When I was little, I used to think my dad raked the maple leaves into a big pile so that we kids could dive into it and play. In those days, I thought the wheelbarrow that accompanied him to the back garden was meant for the rides he gave us back to the house. His flower garden at the side of the house was his special place of refuge—and it was there that his soul brushed mine to forever bond. Continue reading “Daddy’s Garden”
When I was six or seven years old, I would go up to my parents and say, “Mommy! Daddy! I want to be just like that person when I’m all grown up!” My parents would just look down at me and smile. My mom would always say, “Do what you think will make you happy.” I always tried to stay true to that, but as I got older, I decided that I wanted to be something else. When you find something that you truly want to be, but people around you think that you are not capable of doing it, it hurts. Continue reading “Stay True To Yourself and Your Dreams”
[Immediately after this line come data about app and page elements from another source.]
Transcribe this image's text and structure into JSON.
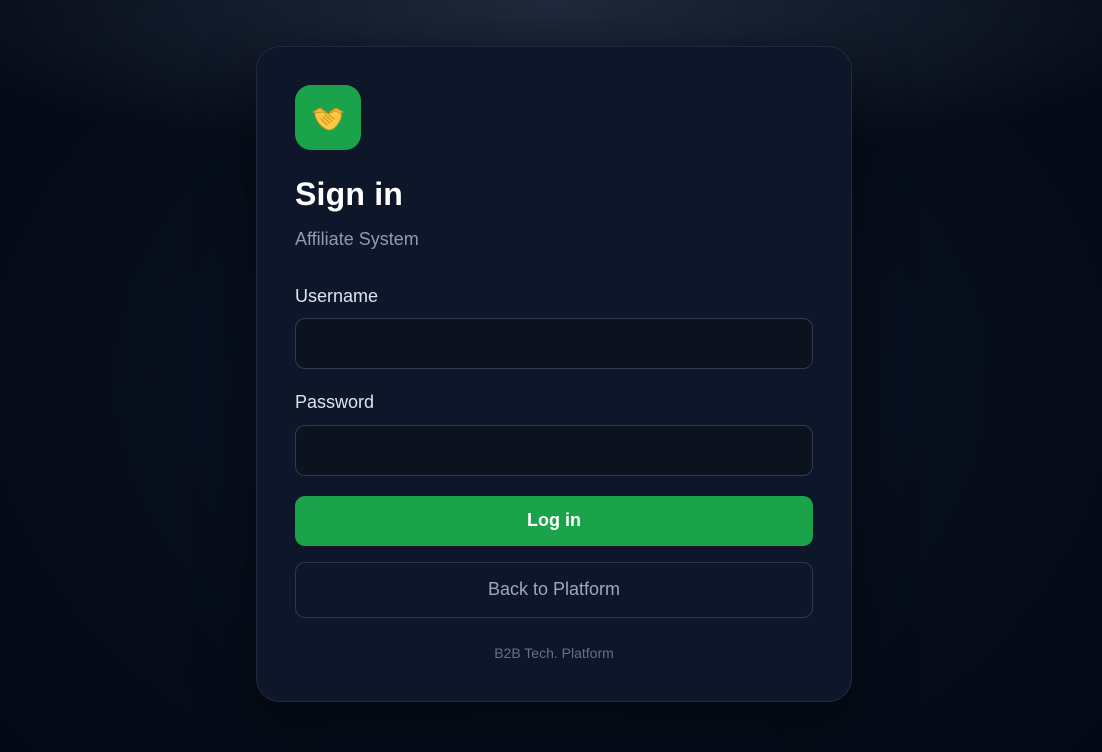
{
  "login": {
    "logo_icon": "handshake-icon",
    "title": "Sign in",
    "subtitle": "Affiliate System",
    "username_label": "Username",
    "username_value": "",
    "password_label": "Password",
    "password_value": "",
    "login_button": "Log in",
    "back_button": "Back to Platform",
    "footer": "B2B Tech. Platform"
  },
  "colors": {
    "accent": "#1ba34b",
    "card": "#0e1729",
    "page_background": "#050b18"
  }
}
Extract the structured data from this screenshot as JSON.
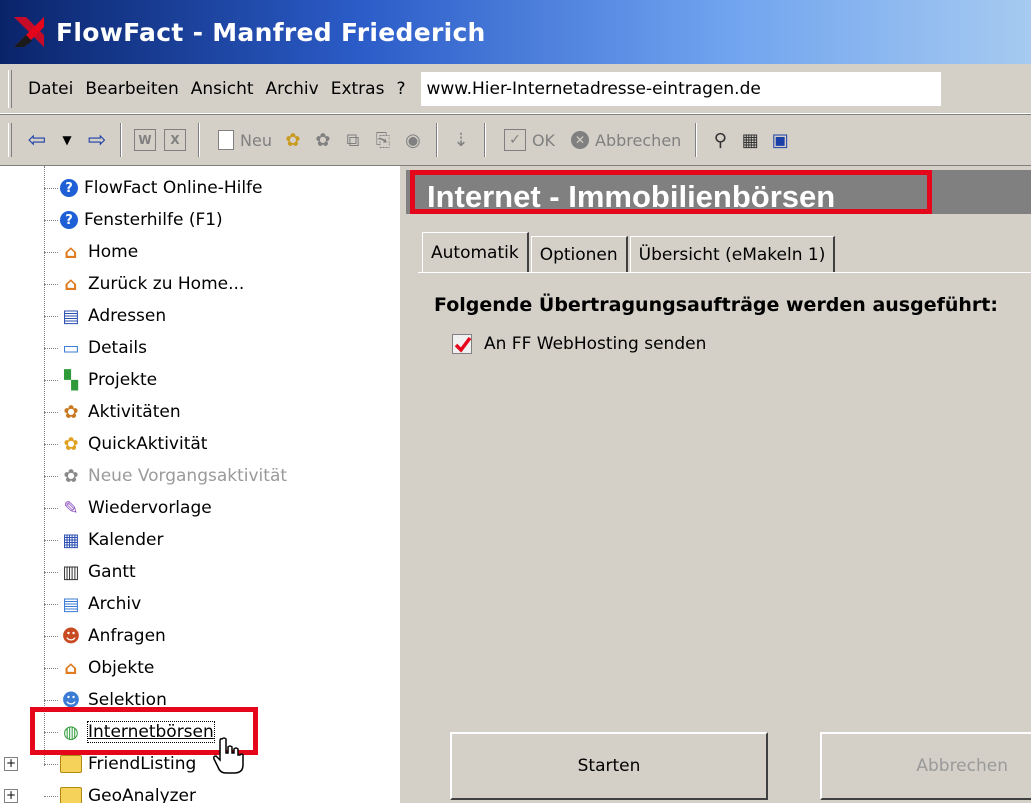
{
  "window": {
    "title": "FlowFact - Manfred Friederich"
  },
  "menu": {
    "items": [
      "Datei",
      "Bearbeiten",
      "Ansicht",
      "Archiv",
      "Extras",
      "?"
    ],
    "url_value": "www.Hier-Internetadresse-eintragen.de"
  },
  "toolbar": {
    "new_label": "Neu",
    "ok_label": "OK",
    "cancel_label": "Abbrechen"
  },
  "tree": {
    "items": [
      {
        "label": "FlowFact Online-Hilfe",
        "icon": "help-icon"
      },
      {
        "label": "Fensterhilfe (F1)",
        "icon": "help-icon"
      },
      {
        "label": "Home",
        "icon": "home-icon"
      },
      {
        "label": "Zurück zu Home...",
        "icon": "home-back-icon"
      },
      {
        "label": "Adressen",
        "icon": "address-card-icon"
      },
      {
        "label": "Details",
        "icon": "details-icon"
      },
      {
        "label": "Projekte",
        "icon": "projects-icon"
      },
      {
        "label": "Aktivitäten",
        "icon": "activities-icon"
      },
      {
        "label": "QuickAktivität",
        "icon": "quick-activity-icon"
      },
      {
        "label": "Neue Vorgangsaktivität",
        "icon": "process-activity-icon"
      },
      {
        "label": "Wiedervorlage",
        "icon": "resubmission-icon"
      },
      {
        "label": "Kalender",
        "icon": "calendar-icon"
      },
      {
        "label": "Gantt",
        "icon": "gantt-icon"
      },
      {
        "label": "Archiv",
        "icon": "archive-icon"
      },
      {
        "label": "Anfragen",
        "icon": "inquiries-icon"
      },
      {
        "label": "Objekte",
        "icon": "objects-icon"
      },
      {
        "label": "Selektion",
        "icon": "selection-icon"
      },
      {
        "label": "Internetbörsen",
        "icon": "internet-exchange-icon"
      },
      {
        "label": "FriendListing",
        "icon": "folder-icon"
      },
      {
        "label": "GeoAnalyzer",
        "icon": "folder-icon"
      }
    ]
  },
  "main": {
    "title": "Internet - Immobilienbörsen",
    "tabs": [
      "Automatik",
      "Optionen",
      "Übersicht (eMakeln 1)"
    ],
    "section_heading": "Folgende Übertragungsaufträge werden ausgeführt:",
    "task_label": "An FF WebHosting senden",
    "task_checked": true,
    "start_label": "Starten",
    "abort_label": "Abbrechen"
  },
  "colors": {
    "highlight": "#e5061b",
    "title_gradient_start": "#0a246a",
    "title_gradient_end": "#a6caf0"
  }
}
Against my better judgment, I visited the cat room at the shelter. Given free rein, I would have filled my pockets with kittens. Our cat Abby had recently died. I saw how much my husband John missed her. Continue reading “Better than Medicine”
Grunt, creek, creek… grunt, creek, creek…
My legs swung back and forth. I was using all of my strength to get that swing into the heavens. It seemed impossible.
“Mom, can you give me another push?” I whimpered.
“Are you kidding me?! You can do it. Just focus and keep pumping your legs.” Continue reading “Thank you for not pushing”
For some reason, I was not very good in school. English and Math were my worst two subjects. There was just something wrong with me, inside my head. No matter how hard I tried, I just could not figure out why I didn’t understand what all the other kids found so easy to learn. I do not think there was ever a day that I went to school that I was not afraid. Continue reading “A D-Minus”
I was a freshman in college when I met the Whites. They were completely different from my own family, yet I felt at home with them instantly. Jane White and I became friends at school, and her family welcomed me, an outsider, like a long lost cousin. Continue reading “Blameless”
I wish I could take back my first kiss. I wish that it hadn’t been out of spite and jealous revenge. I wish that I hadn’t been stupid and drank that night. I wish for a lot of things, but most of all, I wish that I had dealt with everything differently, so I wouldn’t be stuck with this memory. Continue reading “Regretting my first kiss”
I had just turned twelve when I realized I wasn’t young enough to be a carefree kid anymore but also not old enough to be a “cool” teenager. I was also unlucky enough to be a twelve-year-old with thick glasses and orthodontic braces. In spite of the “four eyes” and “metal mouth” name-calling I had to endure, my mother insisted these temporary impediments would all be worth it someday. She reminded me of Hans Christian Andersen’s story, The Ugly Duckling, to make her point. Continue reading “Beauty Is as Beauty Does”